Exploring the short term effects of the UK lockdown
Posted on 08/04/2020
With aircraft grounded, motorways empty, public spaces deserted, and pubs, restaurants and other businesses closed, life as we know it has changed dramatically. It’s been a few weeks since the historic lockdown measures were introduced by the British Government, KTN has been examining the short-term effects of COVID-19 – the jury is still out on the long-term implications. From the impact on the physical environment to our transport networks and energy systems, no sector is immune to the effects this global pandemic is having.
With the Government’s emergency lockdown measures in force, which prohibits all but essential travel, the Department for Transport has been monitoring compliance of the new rules.
“Transport use is down by more than 60% for all transport types compared to early February” says DfT.
According to data analytics provider Cirium, there are now more aircraft on the ground, than in the air. 55% of the world’s commercial fleet has been grounded in response to the pandemic. At Gatwick, all BA flights have been suspended, City Airport is closed until at least May and Heathrow is down to a single runway.
National Grid says daily demand is down around 10%, largely owing to big industrial consumers using less power. This presents a number of new challenges for National Grid, such as keeping the frequency and voltage of electricity at safe levels, and to manage the levels of inertia – an invisible force which acts as the system’s ‘shock absorber’, slowing down any sudden changes and keeping the system stable.
What is all of this doing to our air? The European Space Agency (ESA) says new data based on observations from the Copernicus Sentinel-5P satellite shows a significant reduction in levels of nitrogen dioxide over several major European cities including Paris, Madrid and Rome. Scientists from the Royal Netherlands Meteorological Institute are now monitoring atmospheric data for Northwest Europe, including the UK.
Like most commodities, oil price fluctuation is driven by supply and demand in the market. With the slowdown in global economic activity, a worldwide decline in travel and a price war between Russia and Saudi Arabia, oil prices fell sharply last month. The price of a barrel of Brent Crude has fallen from $52 per barrel to just $25. It means some petrol stations in the UK are already selling a litre of unleaded for under £1, for the first time since 2016.
Food and Waste
We’ve all seen the empty supermarket shelves and thankfully the panic buying seems to have slowed down as retailers impose purchasing restrictions and cut opening hours. The British Retail Consortium estimate that consumers purchased an additional £1bn of food over a 3-week period in March, much of it sadly thought to be wasted. Retailers, logistics firms, manufacturers and other businesses in the food supply chain have gone into overdrive creating a bullwhip effect from the huge surge in demand.

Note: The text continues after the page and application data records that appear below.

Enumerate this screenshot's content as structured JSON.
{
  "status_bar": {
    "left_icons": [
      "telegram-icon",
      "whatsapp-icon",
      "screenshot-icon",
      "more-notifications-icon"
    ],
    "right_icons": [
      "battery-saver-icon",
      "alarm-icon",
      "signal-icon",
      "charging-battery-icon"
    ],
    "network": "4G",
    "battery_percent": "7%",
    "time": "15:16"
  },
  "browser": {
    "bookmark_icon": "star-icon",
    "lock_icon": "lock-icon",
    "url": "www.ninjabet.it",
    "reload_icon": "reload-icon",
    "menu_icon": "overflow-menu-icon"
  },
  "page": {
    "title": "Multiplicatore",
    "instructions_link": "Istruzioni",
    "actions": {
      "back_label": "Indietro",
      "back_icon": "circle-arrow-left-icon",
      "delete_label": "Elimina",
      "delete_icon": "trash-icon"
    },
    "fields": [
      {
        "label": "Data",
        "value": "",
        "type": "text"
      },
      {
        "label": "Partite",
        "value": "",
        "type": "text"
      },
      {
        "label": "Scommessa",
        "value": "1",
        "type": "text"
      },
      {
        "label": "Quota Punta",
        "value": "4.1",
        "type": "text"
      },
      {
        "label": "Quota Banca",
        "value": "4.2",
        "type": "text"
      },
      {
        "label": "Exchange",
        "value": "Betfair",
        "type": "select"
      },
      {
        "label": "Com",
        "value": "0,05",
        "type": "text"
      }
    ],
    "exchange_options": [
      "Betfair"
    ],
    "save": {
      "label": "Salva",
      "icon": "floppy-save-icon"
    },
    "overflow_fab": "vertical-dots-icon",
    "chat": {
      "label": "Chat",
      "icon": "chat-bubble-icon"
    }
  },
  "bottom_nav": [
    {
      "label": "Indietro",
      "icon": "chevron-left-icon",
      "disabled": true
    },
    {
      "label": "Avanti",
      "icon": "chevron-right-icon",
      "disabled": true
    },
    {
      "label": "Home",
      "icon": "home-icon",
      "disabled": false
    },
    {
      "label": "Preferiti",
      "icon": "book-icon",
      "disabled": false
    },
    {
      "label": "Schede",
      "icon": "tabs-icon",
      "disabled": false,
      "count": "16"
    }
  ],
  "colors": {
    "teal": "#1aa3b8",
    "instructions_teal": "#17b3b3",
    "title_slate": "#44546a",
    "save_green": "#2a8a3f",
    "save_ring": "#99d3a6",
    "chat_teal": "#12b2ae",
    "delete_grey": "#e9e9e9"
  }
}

Waste and Bioenergy consultants, Tolvik, says COVID-19 is already having a big impact on the UK’s waste sector. The fall in residual commercial and industrial waste in the immediate short term is estimated to be just under 50%. With a quarter more meals being consumed at home, an increased focus on activities such as DIY, gardening and decluttering, they estimate household waste generation is expected to rise by around 13%.
With almost all recycling centres closed, a number of local authorities are reporting that employee absences are impacting their ability to collect some waste streams – particularly dry recyclables, bulky waste and garden waste – and that service changes will be made.
Openreach has revealed that daily UK data consumption on their national data and broadband network has surged since the lockdown began, jumping from 28PB (PetaBytes) on Monday 2nd March to 51PB on Monday 30th March.
There’s been a spike in demand of video conferencing apps. App tracking firm Apptopia, said Zoom was downloaded 2.13m times around the world on 23 March, the day the lockdown was announced in the UK – up from 56,000 a day two months earlier.
According to The Guardian, “some investors got so excited, they accidentally invested in the wrong Zoom. Shares in Zoom Technologies soared by more than 1,500% as investors rushed to buy shares in what they thought was the video app company – but was actually a defunct Chinese wireless communications company.”
KTN is alive both to the real consequences the virus is having to people’s lives, their loved ones and livelihoods, as well as the severe impacts to our economy and supply chains. KTN is working flat out to pivot and adapt as many other businesses have done. We have mobilised teams to identify imminent and potential supply chain challenges, and are working to connect people together to accelerate innovation and deployment of solutions. On the KTN website, you can also find the COVID-19 hub, a central repository for funding opportunities, online events and signposting to business support and financial help from the Government. It’s never been more important to stay connected and it’s only by working together that we will all come through this difficult time and emerge stronger and more resilient.